We don’t have an energy crisis. We have a consumption crisis. And this book, which takes aim at cherished assumptions regarding energy, offers refreshingly straight talk about what’s wrong with the way we think and talk about the problem. Though we generally believe we can solve environmental problems with more energy—more solar cells, wind turbines, and biofuels—alternative technologies come with their own side effects and limitations. How, for instance, do solar cells cause harm? Why can’t engineers solve wind power’s biggest obstacle? Why won’t contraception solve the problem of overpopulation lying at the heart of our concerns about energy, and what will?This practical, environmentally informed, and lucid book persuasively argues for a change of perspective. If consumption is the problem, as Ozzie Zehner suggests, then we need to shift our focus from suspect alternative energies to improving social and political fundamentals: walkable communities, improved consumption, enlightened governance, and, most notably, women’s rights. The dozens of first steps he offers are surprisingly straightforward. For instance, he introduces a simple sticker that promises a greater impact than all of the nation’s solar cells. He uncovers why carbon taxes won’t solve our energy challenges (and presents two taxes that could). Finally, he explores how future environmentalists will focus on similarly fresh alternatives that are affordable, clean, and can actually improve our well-being.
Watch a book trailer.
- I live in MT where wind farms have popped up like weeds. The promises of cheap power have long since given way to higher energy costs. Wind projects in the 300MW range seemed like a great deal until the project managers negotiated with the state public service commission that local power companies – not wind farms – had to pay for the power lines that bring wind power to the grid, and local power companies HAD to include 20% of renewables in their power portfolio. Ironically, hydro is specifically excluded by state law as a renewable ‘to encourage new development.’ Things like this alienate the locals. After all that, the wind farms haven’t lived up to their billing, producing a fraction of the claimed output. We got railroaded.
Ozzie Zehner’s book Described perfectly what happened to us: Promoters bragged up the ‘data tag’ capacity of the project but forgot to tell us about ‘capacity factor – CF.’ Data tag ratings are for ideal conditions. CF is a running average of the actual output because nature’s hand is on the throttle, not the hand of the grid manager. A 1000Mw coal plant usually has a CF 0f 95%. Due to poor siting (too windy, built near migratory bird routes or rest stops) some of the wind projects have a CF in the single digits. So the power company has to maintain ‘spinning reserve’ to pick up the load when wind can’t.
Ozzie points out that replacing a 1000Mw coal plant with wind gets into some seriously strange numbers. Each tower must be spaced 3 blade diameters from it’s neighbor. Blades are pushing 300ft, so we are talking 900 ft tower to tower. Build 1000 1Mw towers to produce 1000Mw to replace the coal plant. But wait, CF for a farm is in the single digits – so one needs 10x that many to replace the coal plant. Pretty soon we are looking at 30 square miles of wind towers to replace one coal plant on ten acres. And they will still need the coal plant as backup in spinning reserve. Increase the number even more if they ever get some sort of battery backup, because the batteries will need charging.
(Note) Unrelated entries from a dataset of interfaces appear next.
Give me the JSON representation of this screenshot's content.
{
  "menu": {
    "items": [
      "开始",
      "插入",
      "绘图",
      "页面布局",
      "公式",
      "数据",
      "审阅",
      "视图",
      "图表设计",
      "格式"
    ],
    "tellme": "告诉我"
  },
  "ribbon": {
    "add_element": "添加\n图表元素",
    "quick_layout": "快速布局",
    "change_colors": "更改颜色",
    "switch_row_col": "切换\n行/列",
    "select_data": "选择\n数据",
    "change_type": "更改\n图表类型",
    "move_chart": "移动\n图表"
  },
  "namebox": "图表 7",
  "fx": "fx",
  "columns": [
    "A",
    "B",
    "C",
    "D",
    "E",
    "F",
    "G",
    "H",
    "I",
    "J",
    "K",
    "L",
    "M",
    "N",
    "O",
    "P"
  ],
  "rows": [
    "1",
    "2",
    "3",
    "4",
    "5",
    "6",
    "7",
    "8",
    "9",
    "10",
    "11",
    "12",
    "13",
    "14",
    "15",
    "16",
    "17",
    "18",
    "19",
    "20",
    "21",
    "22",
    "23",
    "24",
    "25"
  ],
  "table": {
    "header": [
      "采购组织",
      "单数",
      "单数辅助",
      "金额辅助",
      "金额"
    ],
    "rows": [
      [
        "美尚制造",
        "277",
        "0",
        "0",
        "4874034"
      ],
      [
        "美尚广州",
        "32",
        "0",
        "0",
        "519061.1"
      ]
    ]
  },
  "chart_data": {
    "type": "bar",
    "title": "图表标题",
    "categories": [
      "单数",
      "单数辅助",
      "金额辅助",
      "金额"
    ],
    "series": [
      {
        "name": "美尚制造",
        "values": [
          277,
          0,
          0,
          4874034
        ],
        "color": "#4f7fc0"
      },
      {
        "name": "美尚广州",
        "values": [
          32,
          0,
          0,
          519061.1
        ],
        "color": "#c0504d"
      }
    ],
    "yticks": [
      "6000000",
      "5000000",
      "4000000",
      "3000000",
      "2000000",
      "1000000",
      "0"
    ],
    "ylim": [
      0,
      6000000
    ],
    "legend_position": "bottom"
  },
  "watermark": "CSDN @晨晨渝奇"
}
Solar projects suffer even more weaknessses because of dirt, heat, sun angle and reduced output with age. It means that the often repeated claim that we could power the whole USA with a small project in the desert is simply untrue.
That is just one example of ozzies’s book. He addresses hydrogen, biofuels, nuclear, clean coal et al in a similar fashion.
- I already had some mild opinions about environmentalism, drilling for oil, empty consumerism, the U.S. car culture, etc before reading this book. I bought this book because I was seeking an honest, open analysis of “what can the average person do help with the climate/environmental crisis?” This book has absolutely, 110%, answered my question.
Zehner has provided important information that all Americans (really, all people in industrialized countries) should be exposed to. You’ll find out why solar cells, wind power, ethanol, and other “green” energy solutions are not as perfect as they are touted in the popular media. You’ll probably be shocked to comprehend exactly how deeply ingrained we are in U.S. culture with the need to drive cars, buy as much as possible, and work overtime. Think about it – what do people really want? More vacation time? More time with the people we love, friends and family? More time outdoors in nature? And yet what do we do everyday? We go to work, go to the store, sit in traffic, eat prepackaged food, and watch TV. Do these activities make us happier? Healthier? More able to enjoy every moment? No. Absolutely not. The book includes realistic ways for real people to start small in reversing the unhealthy, damaging habits we have developed in our society over the past few hundred years, as well as larger, more sweeping suggestions for communities and the government to consider.
If you want to read a book that will make you question your current way of life, and start working toward living a better life right now, read this book. If you’re paying any attention at all, it will spur you into action. Let’s start taking better care of ourselves and our earth, today, right now. Thanks to the author for a candid and striking discussion of topics that have typically been swept under the rug in our American society. This is an excellent book that I will read and refer back to again and again.